== To do ==
In the data below, find every line with the word "JSON" and copy it.
┄┄┄┄┄┄┄┄┄┄
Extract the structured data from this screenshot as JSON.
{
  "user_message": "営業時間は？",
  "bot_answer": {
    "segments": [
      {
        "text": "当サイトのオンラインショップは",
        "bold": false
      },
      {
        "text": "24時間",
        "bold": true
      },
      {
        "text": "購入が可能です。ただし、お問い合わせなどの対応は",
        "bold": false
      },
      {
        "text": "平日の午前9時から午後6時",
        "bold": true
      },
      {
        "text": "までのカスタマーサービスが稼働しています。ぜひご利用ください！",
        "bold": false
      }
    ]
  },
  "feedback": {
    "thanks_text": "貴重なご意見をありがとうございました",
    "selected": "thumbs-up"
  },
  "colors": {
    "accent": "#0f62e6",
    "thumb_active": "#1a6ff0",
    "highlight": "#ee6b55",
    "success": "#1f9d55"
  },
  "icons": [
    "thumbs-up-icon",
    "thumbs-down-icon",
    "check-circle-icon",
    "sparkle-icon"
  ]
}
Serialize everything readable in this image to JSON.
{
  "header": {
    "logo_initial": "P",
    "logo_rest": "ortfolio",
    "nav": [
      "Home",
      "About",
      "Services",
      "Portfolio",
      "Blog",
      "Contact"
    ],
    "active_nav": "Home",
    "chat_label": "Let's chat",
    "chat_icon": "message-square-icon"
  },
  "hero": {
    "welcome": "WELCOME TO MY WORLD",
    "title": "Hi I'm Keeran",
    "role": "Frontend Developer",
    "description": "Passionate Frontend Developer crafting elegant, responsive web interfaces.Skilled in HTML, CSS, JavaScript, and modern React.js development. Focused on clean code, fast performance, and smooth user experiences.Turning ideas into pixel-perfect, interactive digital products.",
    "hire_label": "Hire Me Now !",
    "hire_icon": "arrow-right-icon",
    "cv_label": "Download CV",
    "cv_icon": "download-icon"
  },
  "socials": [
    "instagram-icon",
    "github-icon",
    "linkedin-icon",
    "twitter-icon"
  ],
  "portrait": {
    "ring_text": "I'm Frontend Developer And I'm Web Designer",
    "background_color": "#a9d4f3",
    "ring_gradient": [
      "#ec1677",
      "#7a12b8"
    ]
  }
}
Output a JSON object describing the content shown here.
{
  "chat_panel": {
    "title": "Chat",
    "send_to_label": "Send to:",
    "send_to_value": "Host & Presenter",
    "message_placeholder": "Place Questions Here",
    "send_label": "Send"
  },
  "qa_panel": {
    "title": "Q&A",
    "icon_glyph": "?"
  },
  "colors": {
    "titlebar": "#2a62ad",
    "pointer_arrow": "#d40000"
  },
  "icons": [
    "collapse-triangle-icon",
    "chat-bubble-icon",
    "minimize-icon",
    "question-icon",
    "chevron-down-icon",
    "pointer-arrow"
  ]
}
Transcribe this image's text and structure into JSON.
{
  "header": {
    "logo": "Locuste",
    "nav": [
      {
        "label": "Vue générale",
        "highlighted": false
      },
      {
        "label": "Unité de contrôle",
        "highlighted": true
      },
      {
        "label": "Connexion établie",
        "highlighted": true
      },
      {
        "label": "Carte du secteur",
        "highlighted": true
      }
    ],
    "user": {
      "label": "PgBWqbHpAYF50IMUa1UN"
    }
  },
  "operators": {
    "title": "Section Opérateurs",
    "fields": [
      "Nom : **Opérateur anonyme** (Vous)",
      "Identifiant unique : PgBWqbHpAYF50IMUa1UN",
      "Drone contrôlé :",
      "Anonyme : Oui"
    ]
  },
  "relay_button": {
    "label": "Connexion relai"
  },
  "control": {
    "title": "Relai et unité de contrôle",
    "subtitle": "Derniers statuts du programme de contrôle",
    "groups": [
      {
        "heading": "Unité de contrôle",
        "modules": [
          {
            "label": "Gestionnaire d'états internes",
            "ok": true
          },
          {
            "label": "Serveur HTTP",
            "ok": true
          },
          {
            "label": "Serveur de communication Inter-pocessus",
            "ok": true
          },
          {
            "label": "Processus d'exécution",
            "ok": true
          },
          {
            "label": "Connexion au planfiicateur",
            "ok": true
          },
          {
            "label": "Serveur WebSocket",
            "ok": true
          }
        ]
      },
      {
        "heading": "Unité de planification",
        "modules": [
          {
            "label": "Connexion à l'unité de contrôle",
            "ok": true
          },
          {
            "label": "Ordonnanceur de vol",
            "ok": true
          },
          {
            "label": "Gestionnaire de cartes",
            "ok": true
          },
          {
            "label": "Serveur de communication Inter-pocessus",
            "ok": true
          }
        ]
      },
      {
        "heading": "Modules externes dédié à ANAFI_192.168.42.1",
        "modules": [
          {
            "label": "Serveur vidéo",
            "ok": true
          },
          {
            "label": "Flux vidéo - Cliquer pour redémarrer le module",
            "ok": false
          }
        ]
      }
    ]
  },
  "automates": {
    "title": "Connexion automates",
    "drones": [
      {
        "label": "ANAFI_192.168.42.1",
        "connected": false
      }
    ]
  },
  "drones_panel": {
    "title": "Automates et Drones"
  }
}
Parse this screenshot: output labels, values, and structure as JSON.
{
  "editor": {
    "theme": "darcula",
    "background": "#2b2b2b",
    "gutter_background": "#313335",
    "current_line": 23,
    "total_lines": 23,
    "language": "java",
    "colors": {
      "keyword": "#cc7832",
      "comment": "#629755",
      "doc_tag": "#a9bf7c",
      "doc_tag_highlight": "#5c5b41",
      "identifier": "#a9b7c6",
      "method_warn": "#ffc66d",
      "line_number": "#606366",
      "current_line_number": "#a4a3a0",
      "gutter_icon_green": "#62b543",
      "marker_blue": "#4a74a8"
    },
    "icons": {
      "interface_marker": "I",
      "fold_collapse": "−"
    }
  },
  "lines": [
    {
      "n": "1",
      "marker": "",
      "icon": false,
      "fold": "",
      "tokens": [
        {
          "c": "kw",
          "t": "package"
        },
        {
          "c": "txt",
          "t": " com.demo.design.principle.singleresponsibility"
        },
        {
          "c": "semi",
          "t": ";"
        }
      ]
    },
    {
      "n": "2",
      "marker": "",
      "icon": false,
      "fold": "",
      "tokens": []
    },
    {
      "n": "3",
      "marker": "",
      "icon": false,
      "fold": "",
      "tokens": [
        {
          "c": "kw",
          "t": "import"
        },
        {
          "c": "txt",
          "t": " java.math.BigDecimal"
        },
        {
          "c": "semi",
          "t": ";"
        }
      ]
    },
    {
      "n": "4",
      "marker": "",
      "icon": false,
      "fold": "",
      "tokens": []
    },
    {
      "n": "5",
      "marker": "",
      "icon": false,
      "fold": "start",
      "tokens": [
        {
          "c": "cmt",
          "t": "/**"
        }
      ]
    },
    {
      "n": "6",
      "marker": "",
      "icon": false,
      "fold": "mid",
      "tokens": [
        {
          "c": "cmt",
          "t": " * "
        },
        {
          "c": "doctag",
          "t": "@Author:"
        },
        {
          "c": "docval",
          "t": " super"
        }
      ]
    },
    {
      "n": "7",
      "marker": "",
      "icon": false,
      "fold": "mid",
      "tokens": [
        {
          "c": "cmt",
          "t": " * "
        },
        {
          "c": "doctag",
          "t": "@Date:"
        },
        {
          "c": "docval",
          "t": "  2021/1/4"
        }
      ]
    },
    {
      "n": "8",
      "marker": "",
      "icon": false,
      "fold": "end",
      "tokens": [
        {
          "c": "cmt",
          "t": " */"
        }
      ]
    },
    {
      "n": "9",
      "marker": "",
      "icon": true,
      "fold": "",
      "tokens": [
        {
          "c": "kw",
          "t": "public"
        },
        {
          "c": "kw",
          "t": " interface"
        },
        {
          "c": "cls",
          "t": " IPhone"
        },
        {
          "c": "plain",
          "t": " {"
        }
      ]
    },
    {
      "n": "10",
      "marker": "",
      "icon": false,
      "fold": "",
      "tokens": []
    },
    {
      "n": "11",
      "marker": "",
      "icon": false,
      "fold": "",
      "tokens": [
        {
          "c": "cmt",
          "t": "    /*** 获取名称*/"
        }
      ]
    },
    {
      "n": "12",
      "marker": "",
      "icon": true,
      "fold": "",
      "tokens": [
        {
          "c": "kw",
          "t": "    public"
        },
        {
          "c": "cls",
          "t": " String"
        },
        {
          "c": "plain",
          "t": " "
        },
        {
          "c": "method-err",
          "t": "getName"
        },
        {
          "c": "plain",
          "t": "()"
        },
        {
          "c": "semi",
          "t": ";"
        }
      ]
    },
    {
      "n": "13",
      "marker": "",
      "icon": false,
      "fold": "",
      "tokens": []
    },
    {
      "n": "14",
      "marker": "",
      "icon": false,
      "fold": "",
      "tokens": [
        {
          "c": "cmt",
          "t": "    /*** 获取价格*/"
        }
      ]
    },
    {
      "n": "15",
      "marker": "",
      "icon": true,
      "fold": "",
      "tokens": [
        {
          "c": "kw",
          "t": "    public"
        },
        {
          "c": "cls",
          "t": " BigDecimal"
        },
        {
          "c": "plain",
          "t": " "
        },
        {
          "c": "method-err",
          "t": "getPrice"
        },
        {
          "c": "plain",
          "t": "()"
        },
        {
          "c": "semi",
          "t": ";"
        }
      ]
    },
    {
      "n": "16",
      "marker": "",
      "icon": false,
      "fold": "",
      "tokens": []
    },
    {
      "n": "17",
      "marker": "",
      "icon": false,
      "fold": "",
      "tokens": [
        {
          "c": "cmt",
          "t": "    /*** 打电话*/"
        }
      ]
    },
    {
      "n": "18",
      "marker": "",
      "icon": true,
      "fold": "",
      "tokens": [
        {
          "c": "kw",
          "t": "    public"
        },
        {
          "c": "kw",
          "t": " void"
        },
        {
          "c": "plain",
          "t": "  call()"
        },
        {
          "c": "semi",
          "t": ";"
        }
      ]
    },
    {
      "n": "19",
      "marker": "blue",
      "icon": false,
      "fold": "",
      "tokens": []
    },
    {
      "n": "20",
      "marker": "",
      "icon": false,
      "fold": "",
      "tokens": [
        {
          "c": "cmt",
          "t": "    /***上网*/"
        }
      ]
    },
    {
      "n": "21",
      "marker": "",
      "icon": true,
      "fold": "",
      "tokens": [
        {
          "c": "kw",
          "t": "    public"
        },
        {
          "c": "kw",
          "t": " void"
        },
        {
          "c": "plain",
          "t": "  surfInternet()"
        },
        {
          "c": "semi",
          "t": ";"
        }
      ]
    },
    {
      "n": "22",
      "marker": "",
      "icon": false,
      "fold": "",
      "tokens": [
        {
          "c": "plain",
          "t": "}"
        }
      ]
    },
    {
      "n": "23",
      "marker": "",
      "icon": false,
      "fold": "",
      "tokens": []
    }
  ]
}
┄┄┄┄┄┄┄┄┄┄
== Exercise result ==
Extract the structured data from this screenshot as JSON.
Serialize everything readable in this image to JSON.
Output a JSON object describing the content shown here.
Transcribe this image's text and structure into JSON.
Parse this screenshot: output labels, values, and structure as JSON.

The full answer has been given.